PHOENIX — More than 2.4 million crimes, whose victims suspect were motivated by hate, were committed across the United States in the five years between 2012 and 2016, according to a News21 analysis of the federal National Crime Victimization Survey, which interviews tens of thousands of Americans annually.
Jack McDevitt, director of Northeastern University’s Institute on Race and Justice, said the victimization survey data are important in determining victims’ perceptions of hate crimes at a time of cultural and political upheaval in the United States.
“Groups such as black Americans and the LGBTQ community have historically and consistently been targeted by hate crimes. However, external events and politics can change attitudes towards certain groups,” McDevitt said. “Whenever controversial things happen, it empowers the haters to go ahead and act out because they believe that people share their bias.”
Over the last eight months, News21 journalists reported from 36 states, which included a 7,000-mile road trip around the country to assess the state of hate in America.

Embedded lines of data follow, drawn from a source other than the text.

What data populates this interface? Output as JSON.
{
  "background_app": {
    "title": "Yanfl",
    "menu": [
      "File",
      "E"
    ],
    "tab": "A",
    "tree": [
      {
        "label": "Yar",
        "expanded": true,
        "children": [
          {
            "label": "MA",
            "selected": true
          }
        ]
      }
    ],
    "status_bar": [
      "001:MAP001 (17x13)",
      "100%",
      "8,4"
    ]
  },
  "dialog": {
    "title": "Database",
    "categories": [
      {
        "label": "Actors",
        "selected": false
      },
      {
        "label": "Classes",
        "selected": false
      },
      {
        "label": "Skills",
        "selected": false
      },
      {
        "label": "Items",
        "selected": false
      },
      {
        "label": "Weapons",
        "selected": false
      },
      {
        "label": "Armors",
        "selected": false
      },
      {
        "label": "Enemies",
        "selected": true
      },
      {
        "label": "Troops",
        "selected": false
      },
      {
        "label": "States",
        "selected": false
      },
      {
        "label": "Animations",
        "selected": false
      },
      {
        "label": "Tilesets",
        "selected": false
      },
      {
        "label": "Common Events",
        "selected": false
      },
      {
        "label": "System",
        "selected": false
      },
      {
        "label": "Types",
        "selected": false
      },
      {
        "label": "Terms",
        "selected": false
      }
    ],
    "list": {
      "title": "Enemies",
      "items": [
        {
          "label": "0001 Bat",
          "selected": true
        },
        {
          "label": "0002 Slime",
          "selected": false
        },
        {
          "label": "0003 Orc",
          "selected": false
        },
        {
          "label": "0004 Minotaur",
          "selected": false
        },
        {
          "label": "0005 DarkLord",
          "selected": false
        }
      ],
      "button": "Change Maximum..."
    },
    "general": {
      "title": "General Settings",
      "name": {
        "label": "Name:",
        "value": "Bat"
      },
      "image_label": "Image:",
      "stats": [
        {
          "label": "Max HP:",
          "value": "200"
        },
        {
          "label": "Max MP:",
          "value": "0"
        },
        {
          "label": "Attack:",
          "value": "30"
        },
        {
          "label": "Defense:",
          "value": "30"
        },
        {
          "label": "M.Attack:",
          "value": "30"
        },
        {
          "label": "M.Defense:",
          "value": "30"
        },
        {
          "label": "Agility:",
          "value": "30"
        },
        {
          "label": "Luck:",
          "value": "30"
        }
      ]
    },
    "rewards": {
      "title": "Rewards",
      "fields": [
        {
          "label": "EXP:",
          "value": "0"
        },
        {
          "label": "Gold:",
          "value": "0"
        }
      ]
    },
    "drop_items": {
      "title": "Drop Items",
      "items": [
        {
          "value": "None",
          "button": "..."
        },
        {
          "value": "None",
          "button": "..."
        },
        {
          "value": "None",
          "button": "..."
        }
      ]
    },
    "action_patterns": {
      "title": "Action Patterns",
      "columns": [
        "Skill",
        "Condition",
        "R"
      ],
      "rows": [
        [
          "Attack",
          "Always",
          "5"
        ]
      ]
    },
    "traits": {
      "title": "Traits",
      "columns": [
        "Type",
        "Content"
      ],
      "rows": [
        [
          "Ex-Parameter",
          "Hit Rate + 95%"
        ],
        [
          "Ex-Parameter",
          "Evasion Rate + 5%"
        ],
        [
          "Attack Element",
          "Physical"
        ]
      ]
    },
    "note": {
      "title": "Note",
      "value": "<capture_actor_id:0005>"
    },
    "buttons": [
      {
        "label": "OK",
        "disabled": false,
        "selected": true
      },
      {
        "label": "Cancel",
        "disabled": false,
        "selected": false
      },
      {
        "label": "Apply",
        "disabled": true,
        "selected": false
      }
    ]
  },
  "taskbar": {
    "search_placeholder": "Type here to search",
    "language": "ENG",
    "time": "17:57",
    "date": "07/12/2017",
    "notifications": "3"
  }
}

Many victims of hate crimes are reluctant to report them to the police. And reported crimes do not always lead to arrests, prosecutions or even a record of hate crimes. Two-thirds of the victimization survey respondents who suspected they were targeted because of hate were unable to cite tangible evidence, such as hate speech, that could be used by law enforcement. Authorities could confirm only 2.5 percent of the reported crimes were motivated by hate.
What the victimization survey found has not been reflected in the FBI’s national hate crime data. In the same five-year period ending in 2016, the FBI counted only 30,000 hate crimes reported to them by local police. Only 12 percent of the nation’s police departments reported any hate crimes at all to the FBI.
“It’s important to look at the number of people who suspect they were a victim of a hate crime and not just the FBI data. People’s perception is their reality,” said attorney Roy Austin, a former deputy assistant attorney general of the Civil Rights Division of the U.S. Department of Justice. “A lot of these law enforcement agencies don’t believe that they have a problem with hate crimes. If they don’t think they have a problem, they won’t deal with it well.”